Only the lines of the data holding the string "Iniciar" need to be returned.

#### MATERIAL FOR THIS EXERCISE
━━━━━━━━━━━━━━━━━━━━
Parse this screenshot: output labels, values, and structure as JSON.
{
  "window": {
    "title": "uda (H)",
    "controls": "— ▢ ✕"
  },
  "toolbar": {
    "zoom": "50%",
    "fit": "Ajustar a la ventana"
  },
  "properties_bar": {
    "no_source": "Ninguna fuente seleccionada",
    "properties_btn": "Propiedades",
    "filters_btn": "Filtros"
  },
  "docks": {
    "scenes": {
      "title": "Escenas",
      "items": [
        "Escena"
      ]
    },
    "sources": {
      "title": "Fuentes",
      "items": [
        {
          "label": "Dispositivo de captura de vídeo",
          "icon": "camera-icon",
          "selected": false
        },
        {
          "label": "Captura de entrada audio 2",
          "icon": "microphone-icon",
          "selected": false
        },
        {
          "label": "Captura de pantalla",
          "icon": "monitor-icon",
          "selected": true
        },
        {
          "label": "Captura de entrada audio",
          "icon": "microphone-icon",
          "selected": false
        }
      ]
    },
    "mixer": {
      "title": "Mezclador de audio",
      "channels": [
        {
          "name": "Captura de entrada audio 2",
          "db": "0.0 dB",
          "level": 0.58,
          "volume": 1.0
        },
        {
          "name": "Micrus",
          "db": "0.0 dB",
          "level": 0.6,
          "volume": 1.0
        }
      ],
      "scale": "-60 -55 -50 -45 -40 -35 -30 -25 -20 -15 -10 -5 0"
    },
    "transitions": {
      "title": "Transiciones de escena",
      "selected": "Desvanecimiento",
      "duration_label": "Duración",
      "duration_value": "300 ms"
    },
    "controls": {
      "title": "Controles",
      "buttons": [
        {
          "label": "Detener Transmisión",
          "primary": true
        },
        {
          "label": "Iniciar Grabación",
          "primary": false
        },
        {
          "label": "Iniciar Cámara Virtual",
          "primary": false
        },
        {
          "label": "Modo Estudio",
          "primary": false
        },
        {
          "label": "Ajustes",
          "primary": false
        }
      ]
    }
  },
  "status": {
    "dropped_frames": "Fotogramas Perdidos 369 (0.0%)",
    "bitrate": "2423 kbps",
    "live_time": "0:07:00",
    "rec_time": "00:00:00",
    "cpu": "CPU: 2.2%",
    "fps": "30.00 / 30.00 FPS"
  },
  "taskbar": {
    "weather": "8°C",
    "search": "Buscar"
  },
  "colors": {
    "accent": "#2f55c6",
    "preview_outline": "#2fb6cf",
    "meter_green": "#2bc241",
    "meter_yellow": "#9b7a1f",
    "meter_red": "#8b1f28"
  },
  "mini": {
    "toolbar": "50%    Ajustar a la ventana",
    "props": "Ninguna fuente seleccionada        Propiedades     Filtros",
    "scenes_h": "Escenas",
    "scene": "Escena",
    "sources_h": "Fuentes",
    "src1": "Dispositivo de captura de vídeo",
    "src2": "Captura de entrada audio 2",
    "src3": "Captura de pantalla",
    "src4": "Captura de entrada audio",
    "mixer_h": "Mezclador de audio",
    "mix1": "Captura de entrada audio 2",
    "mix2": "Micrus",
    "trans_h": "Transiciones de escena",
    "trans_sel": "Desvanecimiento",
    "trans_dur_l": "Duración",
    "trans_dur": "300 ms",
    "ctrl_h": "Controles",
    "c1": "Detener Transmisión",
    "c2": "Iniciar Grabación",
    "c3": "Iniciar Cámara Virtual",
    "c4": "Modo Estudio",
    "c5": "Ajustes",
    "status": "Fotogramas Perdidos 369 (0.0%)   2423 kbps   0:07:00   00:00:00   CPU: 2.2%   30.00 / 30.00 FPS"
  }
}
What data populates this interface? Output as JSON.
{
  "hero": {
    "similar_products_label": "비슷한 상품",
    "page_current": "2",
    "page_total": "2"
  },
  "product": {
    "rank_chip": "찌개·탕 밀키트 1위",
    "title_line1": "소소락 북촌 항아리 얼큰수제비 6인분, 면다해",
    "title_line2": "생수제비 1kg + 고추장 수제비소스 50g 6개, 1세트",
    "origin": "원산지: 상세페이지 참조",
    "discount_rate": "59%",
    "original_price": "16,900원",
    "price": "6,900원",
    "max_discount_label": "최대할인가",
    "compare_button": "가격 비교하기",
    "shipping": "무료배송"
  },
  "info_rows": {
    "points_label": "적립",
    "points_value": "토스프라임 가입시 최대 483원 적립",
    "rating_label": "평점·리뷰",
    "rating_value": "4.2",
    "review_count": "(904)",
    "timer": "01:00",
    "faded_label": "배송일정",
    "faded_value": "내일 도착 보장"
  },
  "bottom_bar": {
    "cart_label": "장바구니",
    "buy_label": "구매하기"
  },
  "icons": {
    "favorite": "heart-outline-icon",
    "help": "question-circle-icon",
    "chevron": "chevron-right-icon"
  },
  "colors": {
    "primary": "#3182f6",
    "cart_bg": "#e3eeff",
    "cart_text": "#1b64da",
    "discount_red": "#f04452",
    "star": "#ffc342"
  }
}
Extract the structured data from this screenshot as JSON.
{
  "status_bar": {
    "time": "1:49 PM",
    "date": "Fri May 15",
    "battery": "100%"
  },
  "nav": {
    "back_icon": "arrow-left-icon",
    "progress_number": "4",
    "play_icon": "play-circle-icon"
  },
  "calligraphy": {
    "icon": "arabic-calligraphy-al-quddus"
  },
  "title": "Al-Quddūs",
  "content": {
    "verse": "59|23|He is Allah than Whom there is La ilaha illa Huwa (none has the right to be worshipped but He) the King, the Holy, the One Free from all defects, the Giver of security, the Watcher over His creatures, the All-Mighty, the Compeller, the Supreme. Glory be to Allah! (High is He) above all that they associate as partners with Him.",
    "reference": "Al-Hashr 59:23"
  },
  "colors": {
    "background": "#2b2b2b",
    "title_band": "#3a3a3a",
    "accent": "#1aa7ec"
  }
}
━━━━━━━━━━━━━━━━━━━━
#### SOLUTION TO THE EXERCISE
          "label": "Iniciar Grabación",
          "label": "Iniciar Cámara Virtual",
    "c2": "Iniciar Grabación",
    "c3": "Iniciar Cámara Virtual",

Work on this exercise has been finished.